Stored items from a collection
▶
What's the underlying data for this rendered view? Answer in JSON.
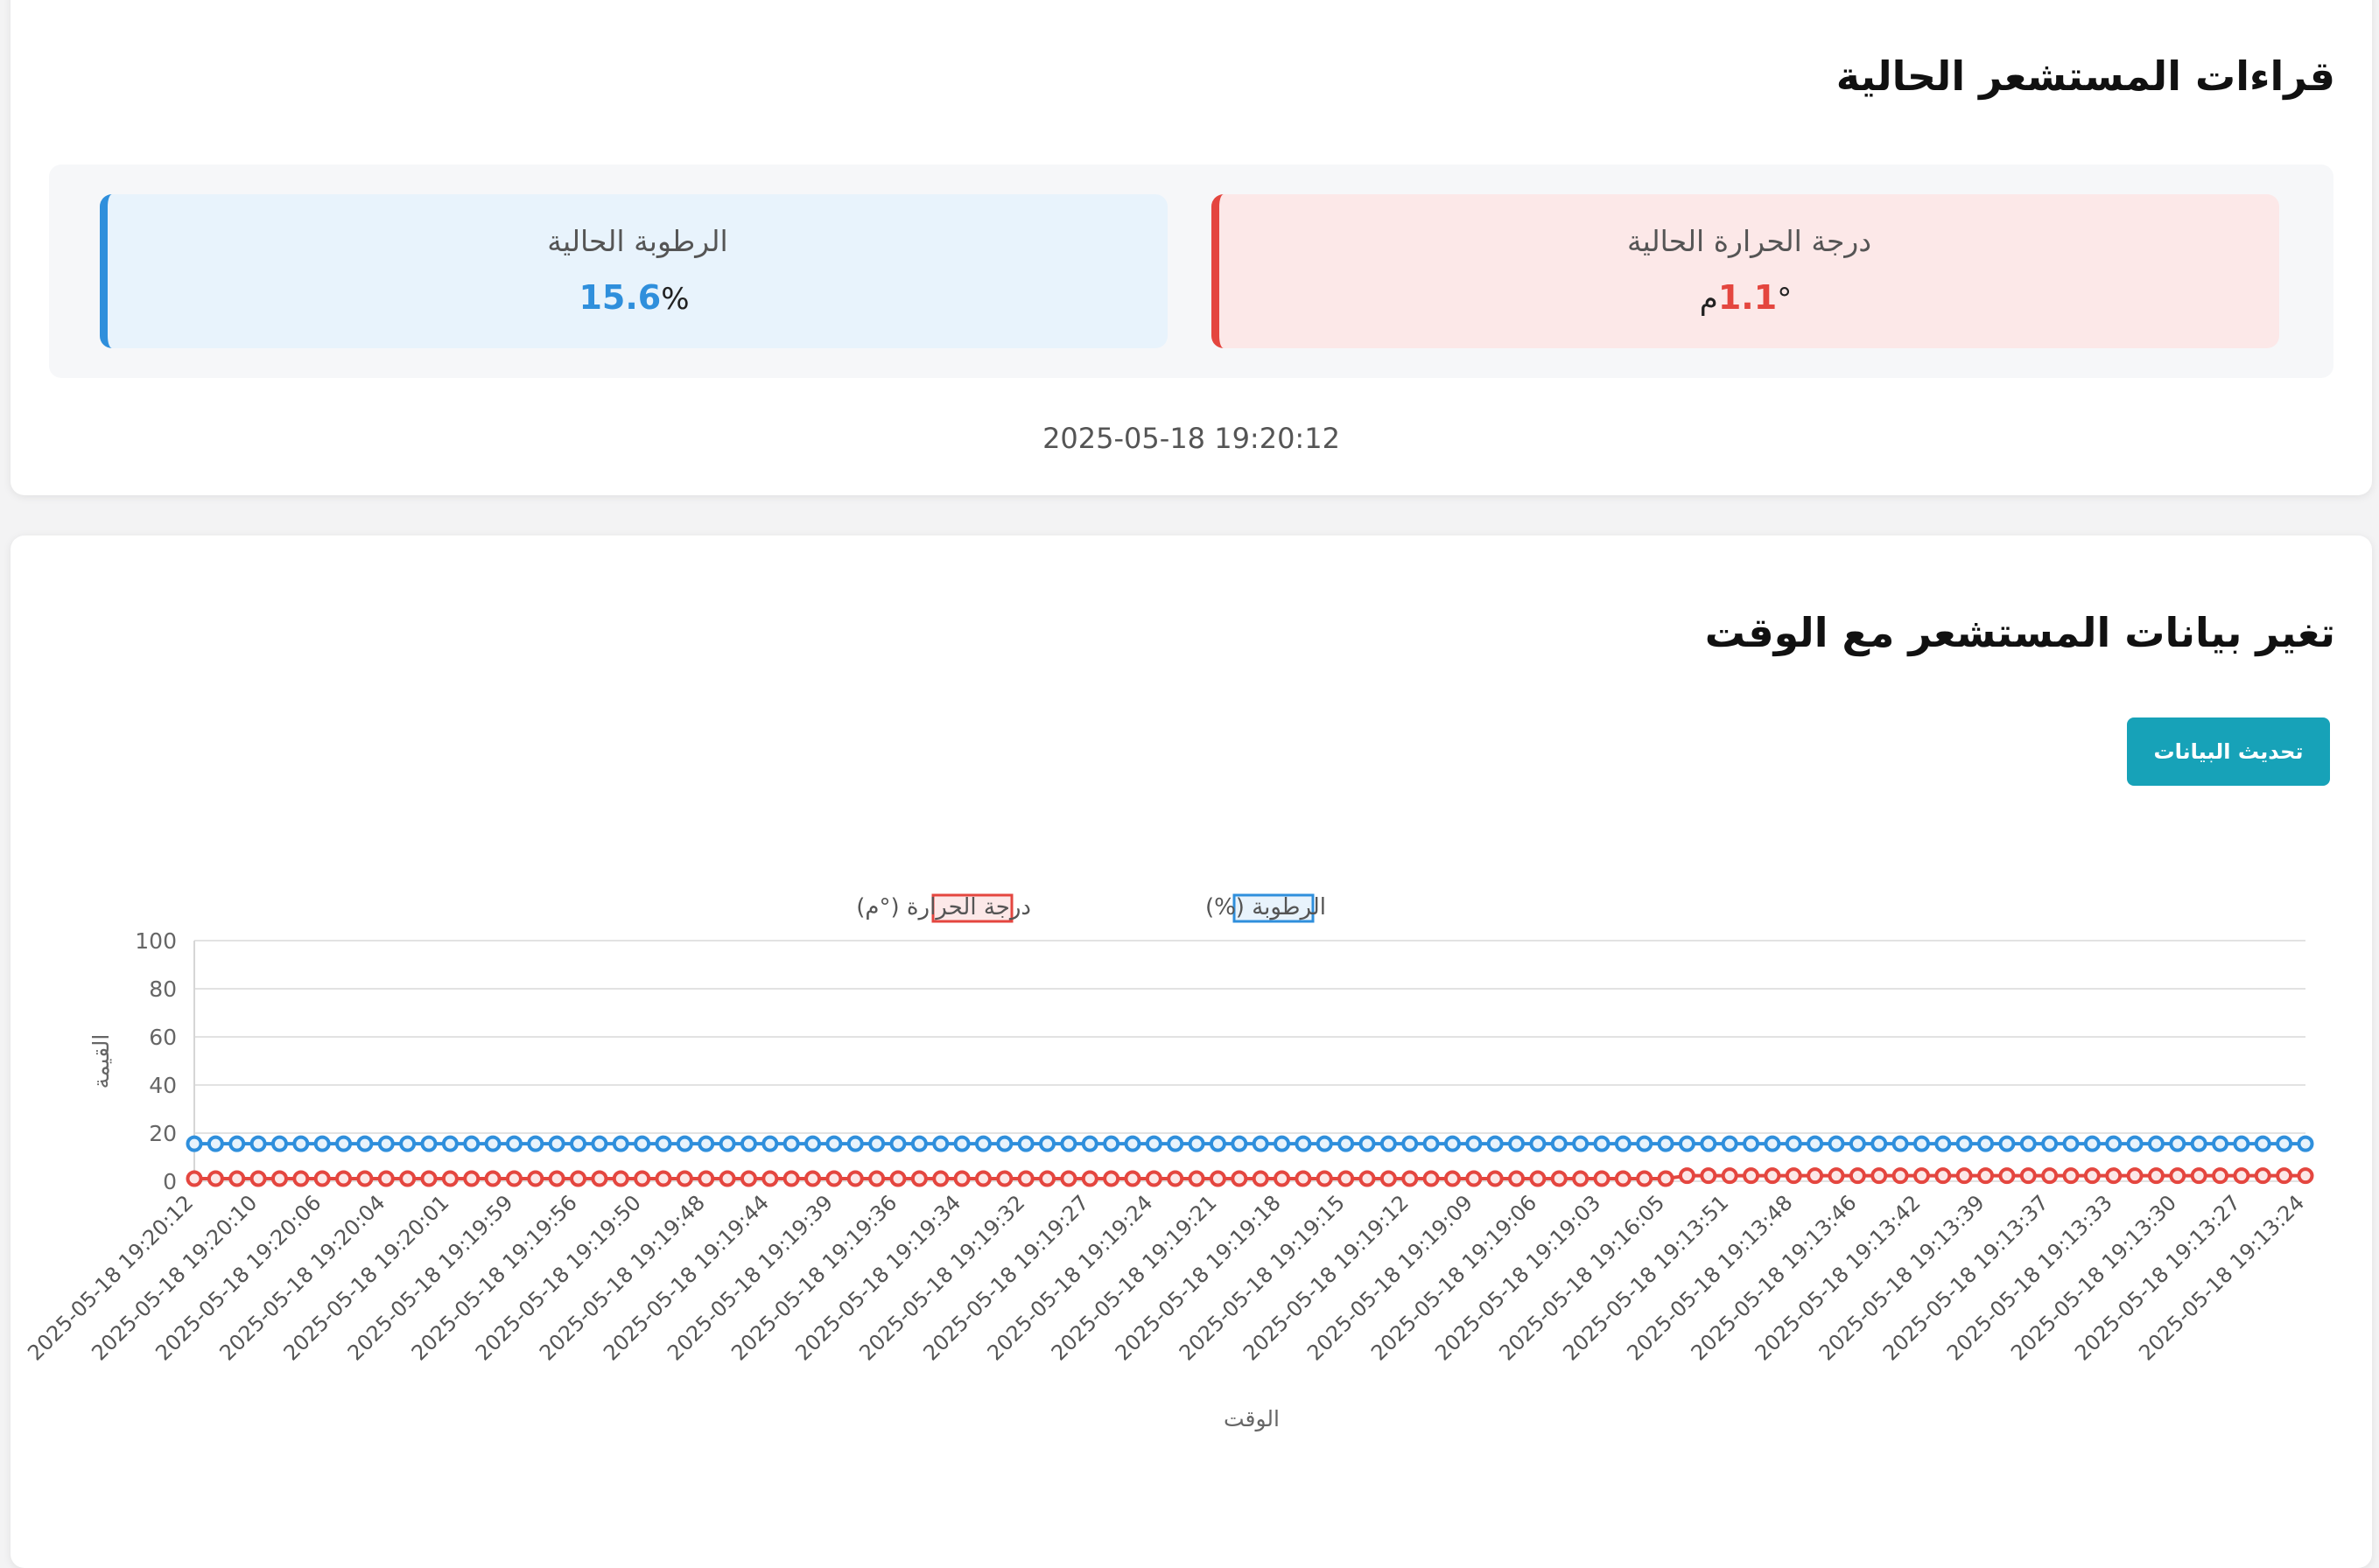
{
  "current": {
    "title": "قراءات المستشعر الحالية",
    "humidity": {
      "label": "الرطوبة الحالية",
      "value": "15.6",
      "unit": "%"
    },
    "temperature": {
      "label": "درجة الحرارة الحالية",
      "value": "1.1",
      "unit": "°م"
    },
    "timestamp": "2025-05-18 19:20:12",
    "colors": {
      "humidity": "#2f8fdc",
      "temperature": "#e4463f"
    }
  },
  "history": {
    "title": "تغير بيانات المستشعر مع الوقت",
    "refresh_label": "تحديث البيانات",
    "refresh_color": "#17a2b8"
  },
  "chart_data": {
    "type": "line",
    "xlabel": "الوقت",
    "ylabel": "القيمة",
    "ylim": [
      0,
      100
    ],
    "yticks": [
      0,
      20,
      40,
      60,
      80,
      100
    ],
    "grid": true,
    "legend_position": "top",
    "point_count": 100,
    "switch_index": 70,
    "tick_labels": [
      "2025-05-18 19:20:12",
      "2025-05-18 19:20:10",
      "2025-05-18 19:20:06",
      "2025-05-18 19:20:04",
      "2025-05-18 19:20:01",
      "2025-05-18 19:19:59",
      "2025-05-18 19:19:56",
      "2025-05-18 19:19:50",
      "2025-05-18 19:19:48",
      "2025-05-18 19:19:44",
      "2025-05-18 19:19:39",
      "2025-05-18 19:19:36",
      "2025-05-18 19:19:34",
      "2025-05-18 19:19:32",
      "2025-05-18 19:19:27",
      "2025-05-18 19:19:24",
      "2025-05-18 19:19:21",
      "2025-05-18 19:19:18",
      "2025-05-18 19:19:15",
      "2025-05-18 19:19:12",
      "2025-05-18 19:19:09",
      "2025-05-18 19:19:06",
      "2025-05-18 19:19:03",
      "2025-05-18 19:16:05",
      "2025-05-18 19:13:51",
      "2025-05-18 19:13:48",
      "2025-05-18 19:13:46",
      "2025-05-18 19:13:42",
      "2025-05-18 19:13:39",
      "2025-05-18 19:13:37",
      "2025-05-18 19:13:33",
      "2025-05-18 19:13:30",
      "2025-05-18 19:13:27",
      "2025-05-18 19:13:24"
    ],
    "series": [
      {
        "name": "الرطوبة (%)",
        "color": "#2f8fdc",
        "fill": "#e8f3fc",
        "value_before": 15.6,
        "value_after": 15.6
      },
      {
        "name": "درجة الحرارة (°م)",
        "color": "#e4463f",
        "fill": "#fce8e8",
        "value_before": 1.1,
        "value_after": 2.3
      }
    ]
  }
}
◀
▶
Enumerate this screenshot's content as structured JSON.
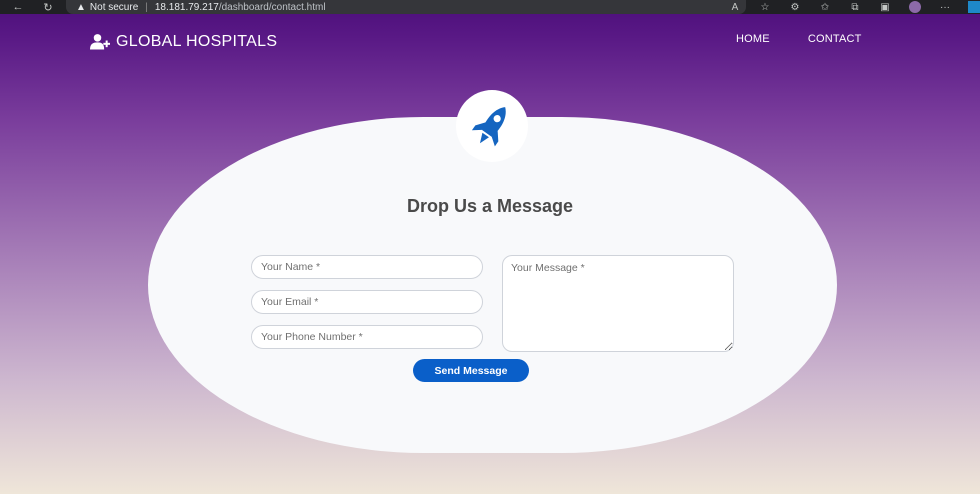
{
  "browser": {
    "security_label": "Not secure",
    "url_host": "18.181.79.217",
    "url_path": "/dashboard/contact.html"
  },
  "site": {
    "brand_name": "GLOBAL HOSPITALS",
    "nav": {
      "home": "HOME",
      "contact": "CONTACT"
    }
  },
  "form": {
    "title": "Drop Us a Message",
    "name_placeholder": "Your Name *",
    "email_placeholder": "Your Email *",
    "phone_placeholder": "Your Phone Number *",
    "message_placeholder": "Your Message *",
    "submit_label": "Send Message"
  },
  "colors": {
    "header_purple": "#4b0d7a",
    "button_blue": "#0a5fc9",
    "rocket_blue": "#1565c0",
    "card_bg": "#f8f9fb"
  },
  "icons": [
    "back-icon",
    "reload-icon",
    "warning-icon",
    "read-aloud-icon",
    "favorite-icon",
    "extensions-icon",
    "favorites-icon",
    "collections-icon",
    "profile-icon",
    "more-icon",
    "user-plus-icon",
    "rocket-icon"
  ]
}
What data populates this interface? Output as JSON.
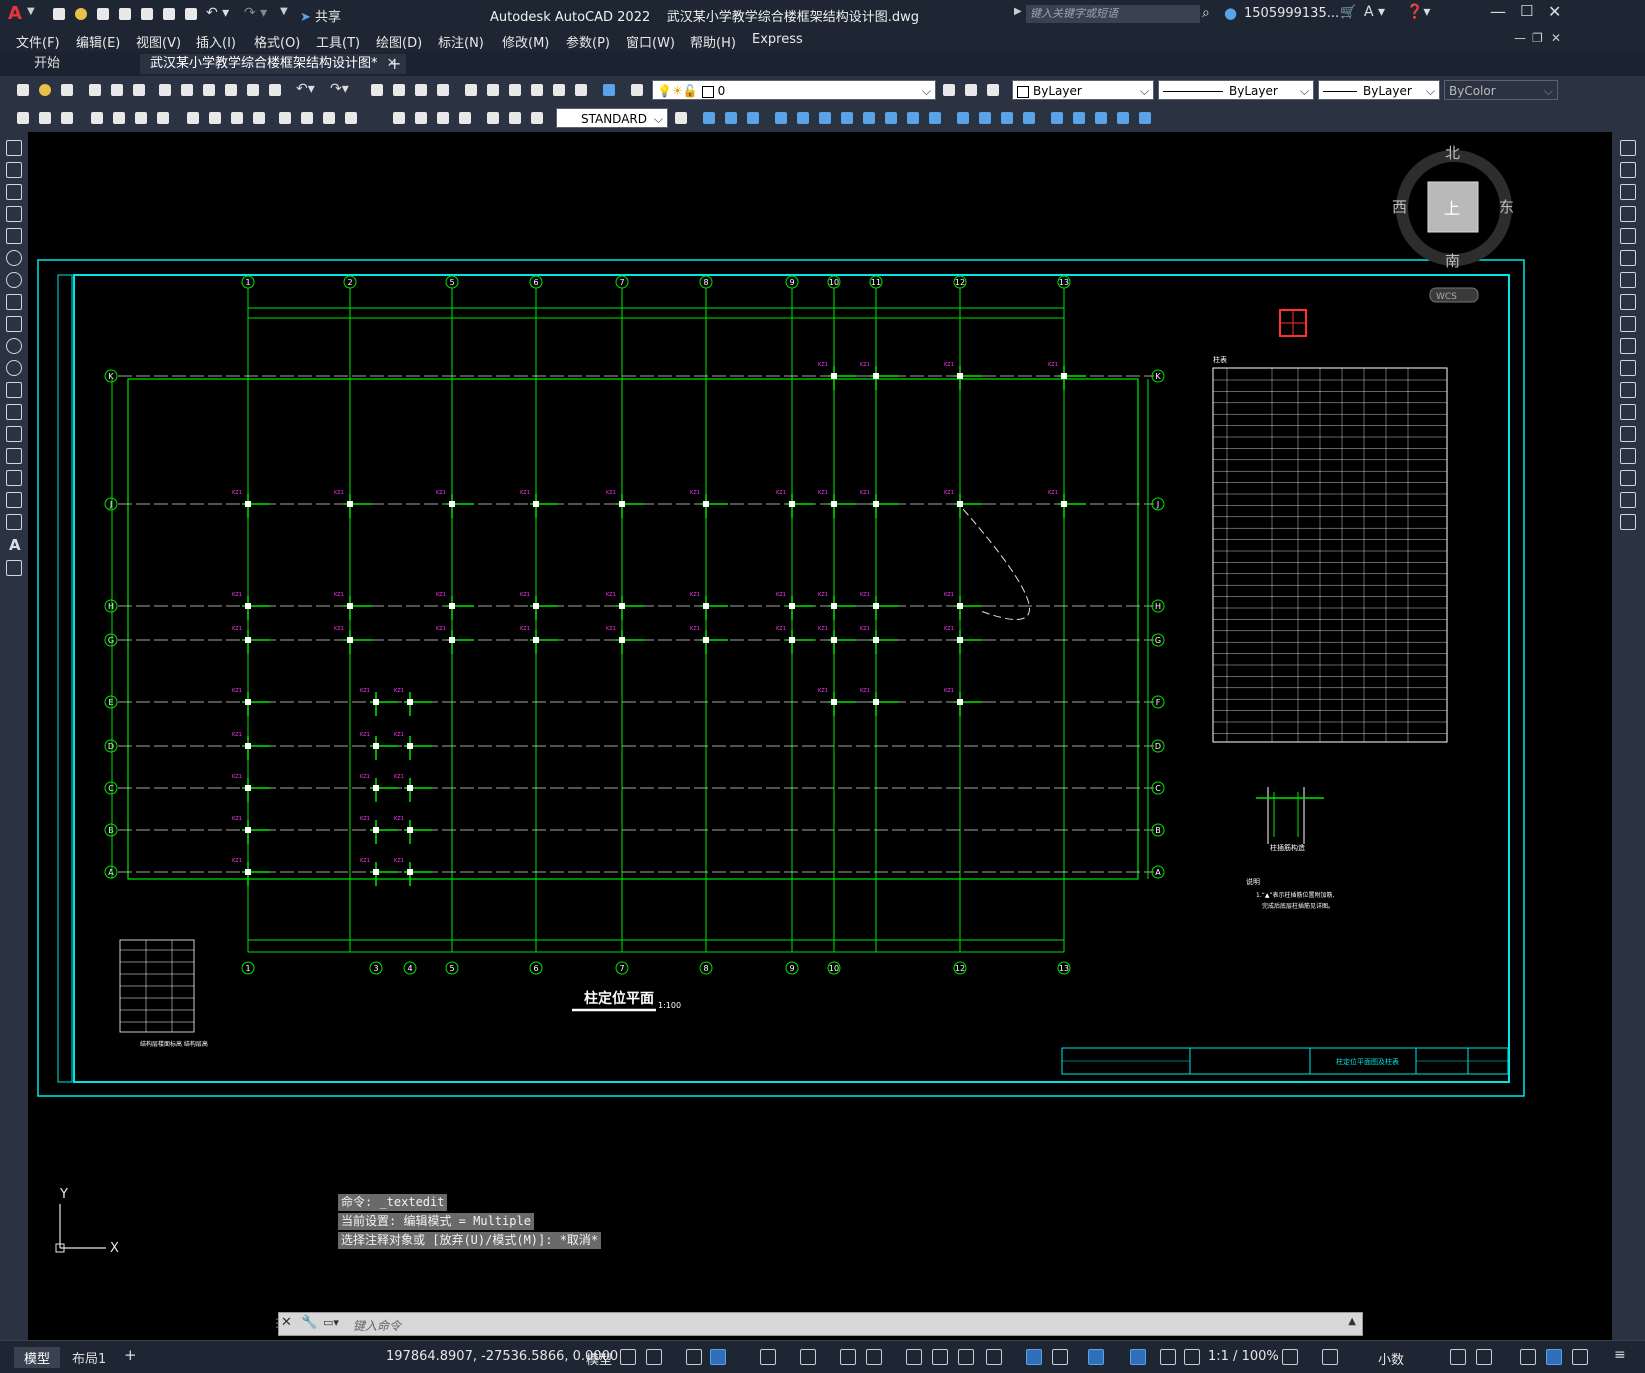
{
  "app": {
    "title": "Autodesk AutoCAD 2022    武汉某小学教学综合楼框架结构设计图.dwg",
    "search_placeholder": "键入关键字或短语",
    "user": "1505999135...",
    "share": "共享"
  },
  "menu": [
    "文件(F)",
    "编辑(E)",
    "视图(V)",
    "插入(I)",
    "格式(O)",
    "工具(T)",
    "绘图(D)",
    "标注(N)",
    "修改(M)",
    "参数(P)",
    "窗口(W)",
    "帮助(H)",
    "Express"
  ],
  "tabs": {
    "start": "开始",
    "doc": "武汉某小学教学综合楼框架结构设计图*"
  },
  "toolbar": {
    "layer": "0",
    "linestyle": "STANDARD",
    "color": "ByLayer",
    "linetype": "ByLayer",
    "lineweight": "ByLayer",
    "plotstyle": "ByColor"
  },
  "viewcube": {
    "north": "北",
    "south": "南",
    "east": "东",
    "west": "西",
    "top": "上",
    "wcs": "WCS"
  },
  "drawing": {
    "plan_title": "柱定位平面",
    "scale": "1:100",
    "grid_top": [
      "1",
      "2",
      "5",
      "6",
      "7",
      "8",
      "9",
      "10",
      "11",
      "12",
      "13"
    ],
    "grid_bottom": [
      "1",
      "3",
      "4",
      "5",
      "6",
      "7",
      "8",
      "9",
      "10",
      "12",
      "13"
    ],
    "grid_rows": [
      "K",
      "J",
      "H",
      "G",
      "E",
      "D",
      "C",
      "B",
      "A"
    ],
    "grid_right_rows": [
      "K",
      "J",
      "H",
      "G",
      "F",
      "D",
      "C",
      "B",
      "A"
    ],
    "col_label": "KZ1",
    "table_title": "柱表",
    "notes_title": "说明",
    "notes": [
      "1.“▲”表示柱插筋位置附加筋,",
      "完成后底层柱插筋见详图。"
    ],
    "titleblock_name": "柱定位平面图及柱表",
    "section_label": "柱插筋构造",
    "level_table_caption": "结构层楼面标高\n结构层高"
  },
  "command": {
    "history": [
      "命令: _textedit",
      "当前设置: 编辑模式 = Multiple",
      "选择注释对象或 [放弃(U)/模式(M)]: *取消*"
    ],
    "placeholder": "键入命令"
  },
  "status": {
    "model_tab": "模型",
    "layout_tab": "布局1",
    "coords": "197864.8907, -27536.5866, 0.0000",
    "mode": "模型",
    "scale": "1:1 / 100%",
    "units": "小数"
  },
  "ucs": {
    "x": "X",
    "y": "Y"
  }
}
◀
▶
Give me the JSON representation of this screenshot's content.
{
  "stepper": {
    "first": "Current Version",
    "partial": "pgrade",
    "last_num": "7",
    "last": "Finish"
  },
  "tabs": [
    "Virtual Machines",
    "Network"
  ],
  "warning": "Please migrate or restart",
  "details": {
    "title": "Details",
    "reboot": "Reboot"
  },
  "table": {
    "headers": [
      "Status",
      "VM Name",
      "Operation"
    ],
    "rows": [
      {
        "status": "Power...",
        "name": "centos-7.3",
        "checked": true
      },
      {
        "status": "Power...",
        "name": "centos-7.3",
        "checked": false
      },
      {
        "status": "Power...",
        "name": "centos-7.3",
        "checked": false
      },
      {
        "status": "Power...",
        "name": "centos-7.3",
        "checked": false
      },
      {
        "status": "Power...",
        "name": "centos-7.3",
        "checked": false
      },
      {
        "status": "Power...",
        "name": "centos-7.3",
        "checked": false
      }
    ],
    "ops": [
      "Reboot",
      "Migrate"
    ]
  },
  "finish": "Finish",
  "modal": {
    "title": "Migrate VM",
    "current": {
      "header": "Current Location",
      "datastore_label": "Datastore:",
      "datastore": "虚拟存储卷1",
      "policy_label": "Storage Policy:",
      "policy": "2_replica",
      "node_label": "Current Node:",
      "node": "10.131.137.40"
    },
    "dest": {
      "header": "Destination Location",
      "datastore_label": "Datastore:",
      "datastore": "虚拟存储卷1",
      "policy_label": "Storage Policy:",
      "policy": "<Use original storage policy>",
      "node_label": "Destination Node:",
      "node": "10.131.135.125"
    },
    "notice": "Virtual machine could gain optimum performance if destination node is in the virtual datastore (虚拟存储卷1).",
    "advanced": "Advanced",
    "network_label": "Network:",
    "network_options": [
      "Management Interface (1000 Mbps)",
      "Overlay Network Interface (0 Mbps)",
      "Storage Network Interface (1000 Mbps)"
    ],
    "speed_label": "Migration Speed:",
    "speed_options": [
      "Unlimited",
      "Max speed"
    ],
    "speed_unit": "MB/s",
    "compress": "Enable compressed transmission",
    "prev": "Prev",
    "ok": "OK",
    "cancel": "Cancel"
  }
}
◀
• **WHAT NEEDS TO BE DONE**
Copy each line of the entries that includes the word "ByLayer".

• **EXERCISE SOLUTION**
    "color": "ByLayer",
    "linetype": "ByLayer",
    "lineweight": "ByLayer",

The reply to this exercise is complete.